◆ Problem requirements
Scan the data for "Timesheets" and copy the lines it appears in.

----

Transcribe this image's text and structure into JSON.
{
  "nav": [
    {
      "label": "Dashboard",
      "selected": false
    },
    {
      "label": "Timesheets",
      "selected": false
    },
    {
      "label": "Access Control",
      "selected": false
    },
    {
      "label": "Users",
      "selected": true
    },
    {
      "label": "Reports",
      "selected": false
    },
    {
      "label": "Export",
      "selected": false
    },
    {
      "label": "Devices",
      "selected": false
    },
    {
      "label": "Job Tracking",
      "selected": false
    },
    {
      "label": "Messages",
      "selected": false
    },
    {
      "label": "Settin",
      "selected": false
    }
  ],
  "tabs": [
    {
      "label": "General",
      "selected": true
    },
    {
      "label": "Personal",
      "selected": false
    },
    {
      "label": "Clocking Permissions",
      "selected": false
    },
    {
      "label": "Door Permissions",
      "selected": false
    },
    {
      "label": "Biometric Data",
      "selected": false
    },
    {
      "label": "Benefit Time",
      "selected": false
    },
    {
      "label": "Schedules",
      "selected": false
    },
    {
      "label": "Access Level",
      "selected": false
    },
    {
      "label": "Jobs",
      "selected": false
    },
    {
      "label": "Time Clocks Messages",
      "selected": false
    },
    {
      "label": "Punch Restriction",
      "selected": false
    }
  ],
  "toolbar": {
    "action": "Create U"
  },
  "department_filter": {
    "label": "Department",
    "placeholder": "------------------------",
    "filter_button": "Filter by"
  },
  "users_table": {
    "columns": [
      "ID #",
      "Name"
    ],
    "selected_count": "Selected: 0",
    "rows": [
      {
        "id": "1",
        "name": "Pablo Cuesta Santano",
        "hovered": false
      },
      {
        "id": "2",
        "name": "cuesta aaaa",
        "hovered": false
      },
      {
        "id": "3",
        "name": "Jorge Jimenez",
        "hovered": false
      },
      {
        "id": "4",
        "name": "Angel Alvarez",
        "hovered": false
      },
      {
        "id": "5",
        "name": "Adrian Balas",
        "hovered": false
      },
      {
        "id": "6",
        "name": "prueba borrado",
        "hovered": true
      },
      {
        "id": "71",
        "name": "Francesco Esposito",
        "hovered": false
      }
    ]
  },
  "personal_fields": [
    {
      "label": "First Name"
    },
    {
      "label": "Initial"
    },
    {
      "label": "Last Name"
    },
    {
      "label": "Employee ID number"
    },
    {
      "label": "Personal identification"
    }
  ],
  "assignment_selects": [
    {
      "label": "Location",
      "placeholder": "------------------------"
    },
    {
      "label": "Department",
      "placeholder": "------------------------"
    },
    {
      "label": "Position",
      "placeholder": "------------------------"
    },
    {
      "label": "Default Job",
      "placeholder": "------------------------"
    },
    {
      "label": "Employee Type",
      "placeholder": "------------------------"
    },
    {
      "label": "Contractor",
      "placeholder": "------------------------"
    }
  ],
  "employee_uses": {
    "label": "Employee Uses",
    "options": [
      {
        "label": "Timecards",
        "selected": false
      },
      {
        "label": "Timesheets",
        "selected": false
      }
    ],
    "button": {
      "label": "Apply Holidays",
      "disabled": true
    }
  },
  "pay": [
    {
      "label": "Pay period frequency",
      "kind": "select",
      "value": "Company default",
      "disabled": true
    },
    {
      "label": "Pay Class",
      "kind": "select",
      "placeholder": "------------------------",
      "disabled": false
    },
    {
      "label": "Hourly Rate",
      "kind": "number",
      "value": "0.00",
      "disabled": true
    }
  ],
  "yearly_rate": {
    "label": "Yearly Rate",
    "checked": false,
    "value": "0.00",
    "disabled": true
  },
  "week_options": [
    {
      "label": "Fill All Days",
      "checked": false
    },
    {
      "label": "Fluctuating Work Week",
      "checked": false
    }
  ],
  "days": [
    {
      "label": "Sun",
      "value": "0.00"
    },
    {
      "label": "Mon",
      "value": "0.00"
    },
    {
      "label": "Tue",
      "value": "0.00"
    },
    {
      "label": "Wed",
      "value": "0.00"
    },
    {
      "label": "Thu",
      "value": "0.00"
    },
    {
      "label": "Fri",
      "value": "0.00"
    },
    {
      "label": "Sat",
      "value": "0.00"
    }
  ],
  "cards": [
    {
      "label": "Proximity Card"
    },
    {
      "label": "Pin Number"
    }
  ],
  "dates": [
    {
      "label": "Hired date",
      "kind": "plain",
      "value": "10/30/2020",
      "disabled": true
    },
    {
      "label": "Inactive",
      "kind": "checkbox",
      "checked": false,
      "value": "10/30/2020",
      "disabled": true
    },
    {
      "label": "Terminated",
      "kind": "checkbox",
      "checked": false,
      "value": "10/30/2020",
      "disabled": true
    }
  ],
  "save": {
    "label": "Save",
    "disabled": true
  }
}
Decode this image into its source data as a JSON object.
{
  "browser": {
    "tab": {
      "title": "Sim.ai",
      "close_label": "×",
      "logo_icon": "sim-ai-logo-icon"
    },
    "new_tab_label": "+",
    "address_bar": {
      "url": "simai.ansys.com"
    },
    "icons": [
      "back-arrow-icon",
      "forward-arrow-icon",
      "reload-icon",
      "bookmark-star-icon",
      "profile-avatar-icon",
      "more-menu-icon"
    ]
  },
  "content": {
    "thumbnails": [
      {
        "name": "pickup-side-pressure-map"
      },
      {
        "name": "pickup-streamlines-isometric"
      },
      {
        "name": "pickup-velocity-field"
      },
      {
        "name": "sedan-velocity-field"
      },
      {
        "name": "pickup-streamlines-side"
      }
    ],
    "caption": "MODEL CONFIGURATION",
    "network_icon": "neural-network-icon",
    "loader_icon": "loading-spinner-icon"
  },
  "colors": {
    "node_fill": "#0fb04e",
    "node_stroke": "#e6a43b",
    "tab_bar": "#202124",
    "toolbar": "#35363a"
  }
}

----

◆ Expected answer
      "label": "Timesheets",
        "label": "Timesheets",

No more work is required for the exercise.